Flurry's findings further cement the reality of Nintendo's somewhat tenuous position in portable gaming. Although its DS was still wildly popular last year and its brand-new 3DS has seen strong initial sales, gamers are increasingly turning to their smartphones to play casual titles like Angry Birds. Moreover, with $39.99 3DS games on store shelves, some folks are finding it difficult to choose those titles over the free or sometimes $1 or $2 games available in Apple's App Store and the Android Market.

Those worrisome market factors have already caught the attention of Nintendo. In October, Nintendo of America president Reggie Fils-Aime said that he believes Apple and its App Store are a bigger threat to Nintendo's business right now than Microsoft's Xbox 360, which has been slowly gaining on Nintendo's Wii.

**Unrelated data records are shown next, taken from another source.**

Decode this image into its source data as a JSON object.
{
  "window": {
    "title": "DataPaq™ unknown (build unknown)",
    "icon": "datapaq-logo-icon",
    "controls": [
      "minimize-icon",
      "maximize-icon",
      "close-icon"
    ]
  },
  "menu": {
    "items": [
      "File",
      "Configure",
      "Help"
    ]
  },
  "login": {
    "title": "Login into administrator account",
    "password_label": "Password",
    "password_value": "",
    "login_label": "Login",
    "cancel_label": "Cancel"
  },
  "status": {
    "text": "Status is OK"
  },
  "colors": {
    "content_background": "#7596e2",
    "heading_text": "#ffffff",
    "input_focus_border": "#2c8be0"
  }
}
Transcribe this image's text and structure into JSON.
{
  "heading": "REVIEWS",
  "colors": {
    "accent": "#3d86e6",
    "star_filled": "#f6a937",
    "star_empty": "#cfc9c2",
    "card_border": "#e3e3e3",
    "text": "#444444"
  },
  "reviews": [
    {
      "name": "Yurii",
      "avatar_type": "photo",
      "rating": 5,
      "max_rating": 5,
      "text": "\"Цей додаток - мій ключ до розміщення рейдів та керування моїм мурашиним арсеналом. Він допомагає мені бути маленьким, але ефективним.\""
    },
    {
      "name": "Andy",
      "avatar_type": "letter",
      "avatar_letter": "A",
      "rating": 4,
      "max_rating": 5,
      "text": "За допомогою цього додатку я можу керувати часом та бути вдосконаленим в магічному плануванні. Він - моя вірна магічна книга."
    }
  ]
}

"Do I think that in the near term [Apple] can hurt us more than Microsoft?" Nintendo of America President Reggie Fils-Aime said to Forbes in an interview last year. "Absolutely."

Though iOS and Android devices are taking a bite out of the portable gaming market, they have a long way to go to catch up to consoles, Flurry found. The company said that console games made up 76 percent of all gaming software revenue in the U.S. last year, up from the 71 percent market share they nabbed in 2009. Portable gaming devices, like the DS and PSP captured 16 percent market share, while iOS and Android were only able to muster 8 percent market share.

All told, consumers in the U.S. spent $10.7 billion on games last year. iOS and Android game revenue was $800 million.